Saikat Dey, the founder of Detroit’s own Guardhat Technologies, got his start working in the steel industry. His last job, before founding Guardhat, was serving as the chief executive officer of Severstal International, the multinational steel conglomerate whose headquarters were in Dearborn, Mich.
There, managing the global business of the fourth largest steelmaker by volume and revenue, with 3,600 employees in Mississippi, Michigan, and the coal mines of West Virginia, Dey became obsessed with safety, he said.
Beyond tracking cash flow and EBITDA, the typical numbers companies use, Dey said that worker safety was another measurement that effected compensation. “One of the key metrics is how well and how safe we keep our frontline workers,” Dey said.
Dey’s concerns over safety at his plants is what led him to reach out to union leadership and begin developing the technology that would form the core of Guardhat’s offerings.
The company pitches a multi-product intelligent safety system that integrates wearable technology and proprietary software to detect, alert, and prevent hazardous industrial work-related incidents.
Investors including Dan Gilbert’s Detroit Venture Partners, General Catalyst, and RTP Ventures, the venture investment firm led by Ru-Net Holdings co-founder, Leonid Boguslavsky, are backing Dey’s vision, which also has buy-in from the most important audience of all, the unions representing the workers that use the company’s tech.
Notes on the first day brainstorming session for Guardhat’s industrial wearable. Image Credit: Guardhat
Made in Detroit, built for the world’s industrial workers
Roughly fifteen workers are killed every day on the job in industrial jobs like mining, metals and oil and gas and another 3 million people are injured every year. For executives in the industry, the issue is as much a financial concern as it is an ethical one.
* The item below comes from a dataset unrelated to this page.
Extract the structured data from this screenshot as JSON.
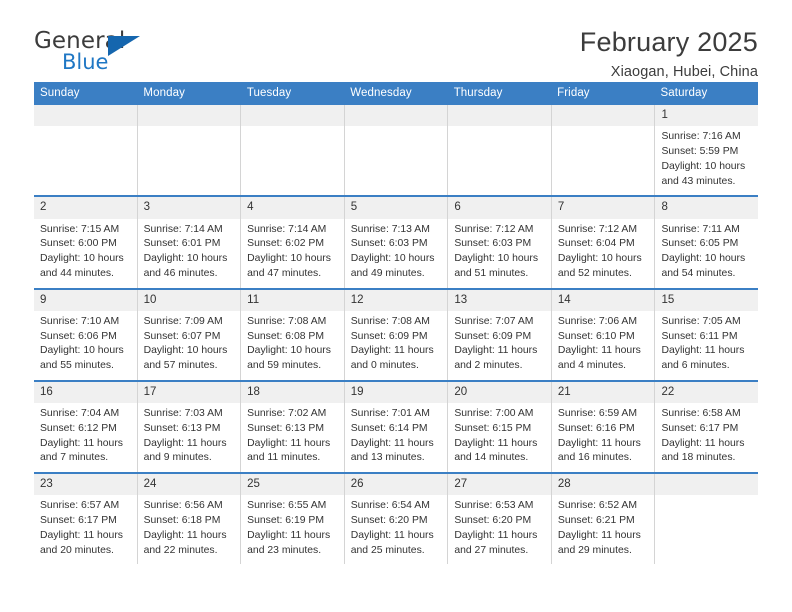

At Severstal, 40 percent of Dey’s salary was tied to worker safety, he said.
In fact, the idea for Guardhat hit Dey while he was walking the floor of the company’s Detroit-area steel plant. On one of his regular walks through the factory Dey said he wandered past a man working on a piece of equipment when the employee’s carbon monoxide alarm started to buzz. Instead of trying to find the source of the leak, the man turned off his monitor.
“You’re taking about a steel facility in the heart of Detroit having the largest blast furnace in North America,” said Dey. “Whatever that individual was doing, it could have led to a catastrophic accident.”
That’s what inspired Guardhat’s technology that Dey said was designed to answer a few simple, situational questions that apply to any factory anywhere in the world: Where are you? What conditions do you face? When can help get to you? Those are the questions that Guardhat’s technology is designed to answer.
“We didn’t have effective means to prevent or if an accident happens to intervene with timely information,” Dey said.
The technology may have been designed by executives, but it was made in consultation with the heads of the Detroit area unions, to ensure that workers would actually use the product.
“We decided that we wanted to do this in September 2014,” Dey said. “And when I was struggling with whether to scratch that itch and start the business, the union guys said go for it and do it…. I was a person of color with a $6 billion P&L running one of the six largest steelmakers in the U.S. building this literally out of the garage. It took a lot of guts, stupidity, and it took a lot of support from regular friends at the UAW.”
That collaboration ensured that the union’s workers were comfortable that the information wasn’t being generated and stored in a way that employees would not feel that they were being monitored unnecessarily or punitively.
Guardhat Technologies wearable safety helmet. Image Credit Guardhat Technologies
From prototype to product
The company’s first product was the HC1 — a helmet that comes jam-packed with sensor equipment. “You want to put it on something that everyone wears and is mandated to wear,” Dey said.
Initially the thought was to just create the wearable, but over time Dey and his team realized that the device alone wouldn’t be enough. “The helmet is just another form factor… [and] whatever the form factor, you need to know how you make this information the single source of truth for the platform of all things that surround the worker.”
Like dozens of other Detroit-area startups that came before them, when Dey and his team needed to raise cash, they first turned to Dan Gilbert.
Gilbert tested the prototype by running around a building and asking the GuardHat team if they could find him and tell him where they thought he was.
With Gilbert on board, the product design firm frog labs came into the picture and so did 3M. By then, it was time to test the prototype.
“I still remember the first day we were in testing in a third party certified lab in Akron, Ohio,” sad Dey. These guys were dropping a metal ball from 5 meters and each one of those puppies was $3,000 a-piece and 27 of those hats got ground down to powder,” Dey said. “We failed every test because we didn’t know how to build a helmet.”
Assistance from frog and others brought the device over the finish line and it’s now being used by over 5,000 workers and prevented or alerted workers to at least 2,000 potentially dangerous incidents.
For Dey, the business could only have come from Detroit. “The Detroit thing is symbolic,” he said. It’s a symbol of the school of hard knocks that educated its founding team in the ways these heavy industries.